There have been only a limited number of studies based on metabolomics technology for the detection of spermatogenesis in NOA patients. To the best of our knowledge, there are only 3 studies which have used seminal plasma for the detection of spermatogenesis in NOA patients to find potential biomarkers. We conducted the latest study to find potential biomarkers for detection of spermatogenesis in NOA patients. In our finding, we integrated proteomics data and metabolomics results suggesting the polyol pathway to be considered for finding the potential biomarkers in NOA patients. However, the applied metabolomics approach cannot be setup easily. It needs a professional expert to use the specified instrument such as gas-chromatography mass spectrometry (GCMS). Therefore, our new metabolomics approach, metabolic fingerprinting is easier to be applied for detection of spermatogenesis in NOA patients. Furthermore, it is simple to create a database of metabolic fingerprinting profile for fertile men compared to NOA patients by Raman spectrometer in order to detect spermatogenesis.
The metabolomics approaches can be divided based on how fast and reliable they are for measurement. There are a few metabolomics studies available on the NOA. However, these studies do not introduce a good approach for diagnosis and predication of spermatogenesis.
To the best of our knowledge, this is the first metabolic fingerprinting analysis indicating that Raman spectroscopy combined with chemometrics can recognize major alterations at the metabolome level in the seminal plasma of NOA from TESE(+) versus TESE(-) patients.
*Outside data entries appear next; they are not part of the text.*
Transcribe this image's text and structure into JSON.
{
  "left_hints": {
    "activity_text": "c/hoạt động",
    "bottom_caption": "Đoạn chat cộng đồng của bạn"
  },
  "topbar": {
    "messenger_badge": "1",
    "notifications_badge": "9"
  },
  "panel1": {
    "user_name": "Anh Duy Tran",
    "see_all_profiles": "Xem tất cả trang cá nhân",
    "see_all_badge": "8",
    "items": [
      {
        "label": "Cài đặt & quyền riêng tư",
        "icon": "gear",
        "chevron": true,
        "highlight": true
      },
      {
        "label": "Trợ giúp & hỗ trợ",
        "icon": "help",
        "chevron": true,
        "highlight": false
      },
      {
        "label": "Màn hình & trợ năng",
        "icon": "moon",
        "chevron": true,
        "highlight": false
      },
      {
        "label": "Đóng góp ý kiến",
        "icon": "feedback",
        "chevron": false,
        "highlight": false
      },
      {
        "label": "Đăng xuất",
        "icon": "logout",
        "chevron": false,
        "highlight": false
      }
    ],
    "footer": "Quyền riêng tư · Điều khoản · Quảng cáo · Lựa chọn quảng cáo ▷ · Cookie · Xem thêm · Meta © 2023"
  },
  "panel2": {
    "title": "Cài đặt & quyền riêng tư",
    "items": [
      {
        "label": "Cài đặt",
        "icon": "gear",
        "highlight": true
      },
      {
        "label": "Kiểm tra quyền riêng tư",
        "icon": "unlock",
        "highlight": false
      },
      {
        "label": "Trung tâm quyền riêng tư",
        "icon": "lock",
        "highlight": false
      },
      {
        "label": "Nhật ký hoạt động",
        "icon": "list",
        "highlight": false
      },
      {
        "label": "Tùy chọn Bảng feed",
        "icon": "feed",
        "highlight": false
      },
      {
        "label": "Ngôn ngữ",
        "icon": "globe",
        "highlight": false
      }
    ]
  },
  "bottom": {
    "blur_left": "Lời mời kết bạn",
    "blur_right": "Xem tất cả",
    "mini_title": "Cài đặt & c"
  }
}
Here, it was shown that TESE(+) versus TESE(-) patients can be classified in two different groups. Furthermore, a subdivision in TESE(-) patients could be observed. It was indicated that metabolic fingerprinting of seminal plasma can be developed as a non-invasive method for detecting spermatogenesis. Additionally, an extremely oxidative imbalance in TESE(-) patients was observed. Additionally, to the best of our knowledge this study is the first study showing the oxidative imbalance between TESE(+) and TESE(-). In this study, it was suggested that an easy setup of ROS measurement can be used as a double test followed by metabolic fingerprinting in detection of spermatogenesis. It is suggested that a first line defense against ROS activity may be considered (26, 27). Therefore, an antioxidant therapy could improve spermatogenesis in NOA patients.
In this study, we hypothesize an easy setup for ROS measurement that can be used as an alternative test followed by metabolic fingerprinting in detection of spermatogenesis. Additionally, we recommend that an antioxidant therapy can improve spermatogenesis in NOA patients. However, these suggestions need to be confirmed.
We would like to thank those who support the project specially Mohtaram, Misha, and Anoosha. This research did not receive any specific grant from the funding agencies in the public, commercial, or not-for-profit sectors.
Conflict of Interest
The authors declare no conflict of interest.